As Commander in Chief, I fought to repeal “Don’t Ask, Don’t Tell” because it weakens our national security and military readiness. It violates the fundamental American principles of equality and fairness.

But this victory is also personal.

I will never know what it feels like to be discriminated against because of my sexual orientation.

But I know my story would not be possible without the sacrifice and struggle of those who came before me — many I will never meet, and can never thank.

I know this repeal is a crucial step for civil rights, and that it strengthens our military and national security. I know it is the right thing to do.

Supposedly, the impetus behind the repeal of DADT was a survey that strengthened the hand of those plotting for repeal. (Oddly enough, when the survey first came out gay and lesbian advocates were unhappy with it, but I suppose it’s served their purposes.)

But perhaps what bothers me most about President Obama and the various advocacy groups calling for DADT repeal is couching the issue as a civil rights one, much like the integration of the military after World War II. In that case, discrimination was based on skin color alone whereas sexual preference seems to be primarily behavior-based. And unike many other behaviors not deemed appropriate for a military environment such as being insubordinate or out of fighting shape, I’m not sure being attracted to the same sex can be addressed during basic training. (For that matter, neither can attraction to the opposite sex.)

And whether it’s desirable in all cases or not, the Millennial Generation seems to be much more tolerant of homosexuality than previous ones. Ask someone under 30 and its highly likely they know someone who is gay or lesbian. It’s almost the ‘in’ thing these days to at least present an image of being ambiguous about sexuality.

Yet the precautionary tale about those who are gay or lesbian (I would think this more likely among gay males since they actually do the preponderence of combat roles) is that, if you thought bullying against gay men was bad in schools, try surviving it in an environment where people carry automatic weapons. Why do I get the feeling that a larger-than-normal share of gay soldiers will be the victim of ‘friendly fire’ incidents? You can’t prove intent in the heat of battle.

It seems to me that the best course of action is the one they are abandoning. Yes, we have professional soldiers and the bad apples who would actually consider wiping out their homosexual brethren in a fragging incident is but a tiny percentage. But why take the chance by allowing openly gay and lesbian soldiers to serve in the name of ‘civil rights’?

We have only made this a controversy as a society by bringing what should be kept behind closed doors and between consenting adults out in the open, claiming the choice to sleep with someone of the same gender is a ‘right.’

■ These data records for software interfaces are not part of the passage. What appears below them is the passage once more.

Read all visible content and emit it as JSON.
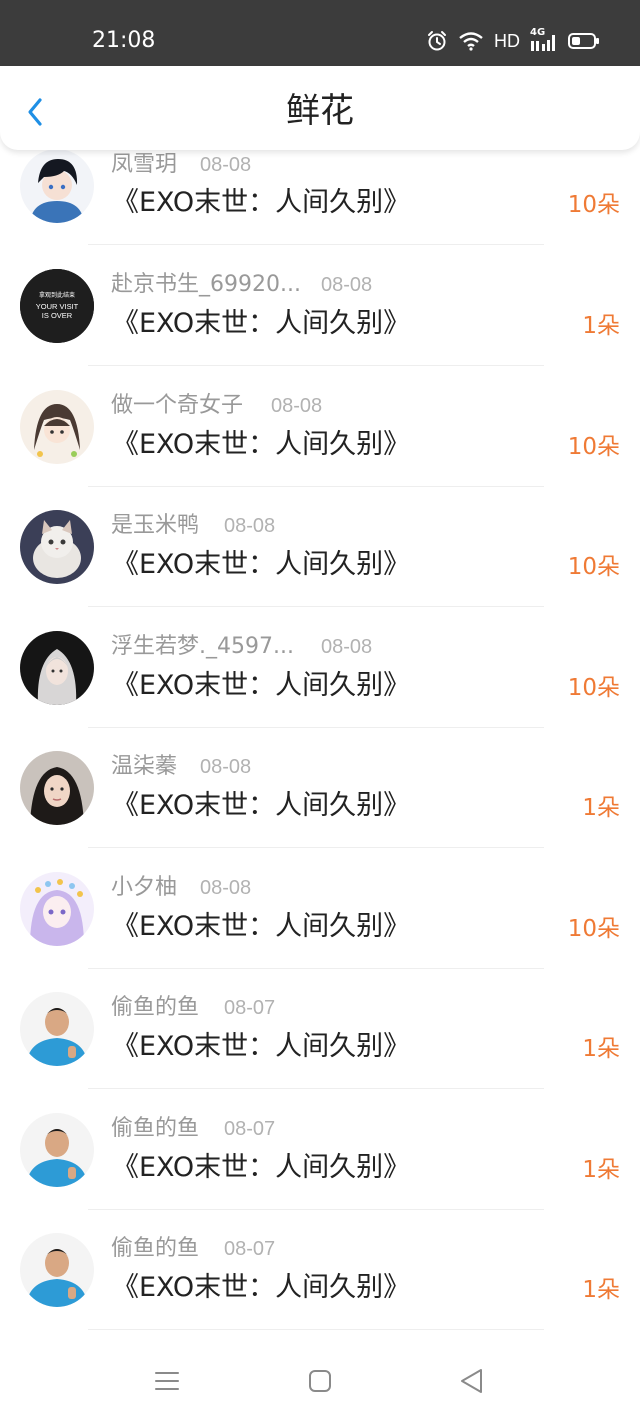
{
  "status_bar": {
    "time": "21:08",
    "network_label": "HD",
    "signal_label": "4G",
    "icons": [
      "alarm-icon",
      "wifi-icon",
      "signal-icon",
      "battery-icon"
    ]
  },
  "header": {
    "title": "鲜花",
    "back_icon": "chevron-left-icon"
  },
  "colors": {
    "accent_blue": "#1f8fe5",
    "count_orange": "#ef7a35",
    "status_bar_bg": "#3c3c3c"
  },
  "items": [
    {
      "username": "凤雪玥",
      "date": "08-08",
      "book": "《EXO末世：人间久别》",
      "count": "10朵"
    },
    {
      "username": "赴京书生_69920...",
      "date": "08-08",
      "book": "《EXO末世：人间久别》",
      "count": "1朵",
      "avatar_text_1": "拿观到此结束",
      "avatar_text_2": "YOUR VISIT",
      "avatar_text_3": "IS OVER"
    },
    {
      "username": "做一个奇女子",
      "date": "08-08",
      "book": "《EXO末世：人间久别》",
      "count": "10朵"
    },
    {
      "username": "是玉米鸭",
      "date": "08-08",
      "book": "《EXO末世：人间久别》",
      "count": "10朵"
    },
    {
      "username": "浮生若梦._4597...",
      "date": "08-08",
      "book": "《EXO末世：人间久别》",
      "count": "10朵"
    },
    {
      "username": "温柒蓁",
      "date": "08-08",
      "book": "《EXO末世：人间久别》",
      "count": "1朵"
    },
    {
      "username": "小夕柚",
      "date": "08-08",
      "book": "《EXO末世：人间久别》",
      "count": "10朵"
    },
    {
      "username": "偷鱼的鱼",
      "date": "08-07",
      "book": "《EXO末世：人间久别》",
      "count": "1朵"
    },
    {
      "username": "偷鱼的鱼",
      "date": "08-07",
      "book": "《EXO末世：人间久别》",
      "count": "1朵"
    },
    {
      "username": "偷鱼的鱼",
      "date": "08-07",
      "book": "《EXO末世：人间久别》",
      "count": "1朵"
    }
  ],
  "bottom_nav": {
    "icons": [
      "menu-icon",
      "home-square-icon",
      "back-triangle-icon"
    ]
  }
}
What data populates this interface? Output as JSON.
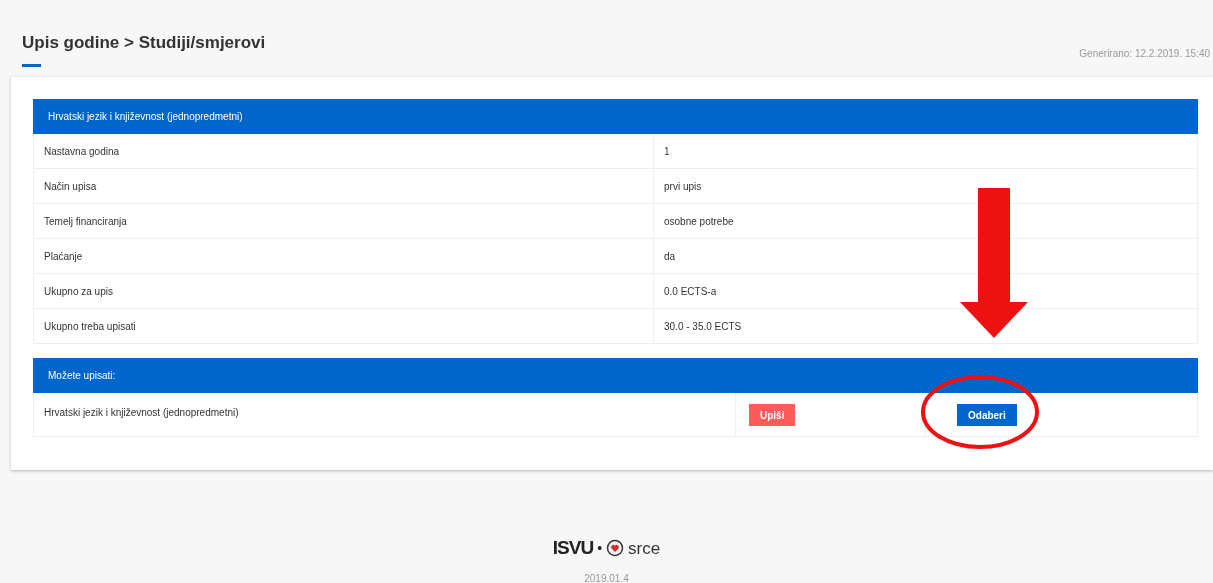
{
  "page": {
    "breadcrumb": "Upis godine > Studiji/smjerovi",
    "generated": "Generirano: 12.2.2019. 15:40"
  },
  "details": {
    "title": "Hrvatski jezik i književnost (jednopredmetni)",
    "rows": [
      {
        "label": "Nastavna godina",
        "value": "1"
      },
      {
        "label": "Način upisa",
        "value": "prvi upis"
      },
      {
        "label": "Temelj financiranja",
        "value": "osobne potrebe"
      },
      {
        "label": "Plaćanje",
        "value": "da"
      },
      {
        "label": "Ukupno za upis",
        "value": "0.0 ECTS-a"
      },
      {
        "label": "Ukupno treba upisati",
        "value": "30.0 - 35.0 ECTS"
      }
    ]
  },
  "options": {
    "title": "Možete upisati:",
    "rows": [
      {
        "name": "Hrvatski jezik i književnost (jednopredmetni)",
        "enroll_button": "Upiši",
        "select_button": "Odaberi"
      }
    ]
  },
  "footer": {
    "logo_left": "ISVU",
    "separator": "•",
    "logo_right": "srce",
    "version": "2019.01.4"
  }
}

But in order to promote discipline, soldiers in the field need to remain focused on the twin goals of victory and survival. While the repeal of DADT may not be a distraction to that effort, common sense seems to dictate that we shouldn’t mess with success.

Kratovil joins bid to overturn ‘don’t ask, don’t tell’

While it wasn’t a strictly party-line vote outside of the Maryland delegation, Frank Kratovil joined his other six Democratic colleagues from the Free State in voting for an amendment to the defense appropriations bill to overturn the Clinton-era ‘don’t ask, don’t tell’ policy for gays in the military, with certain conditions.

(continued on my page…)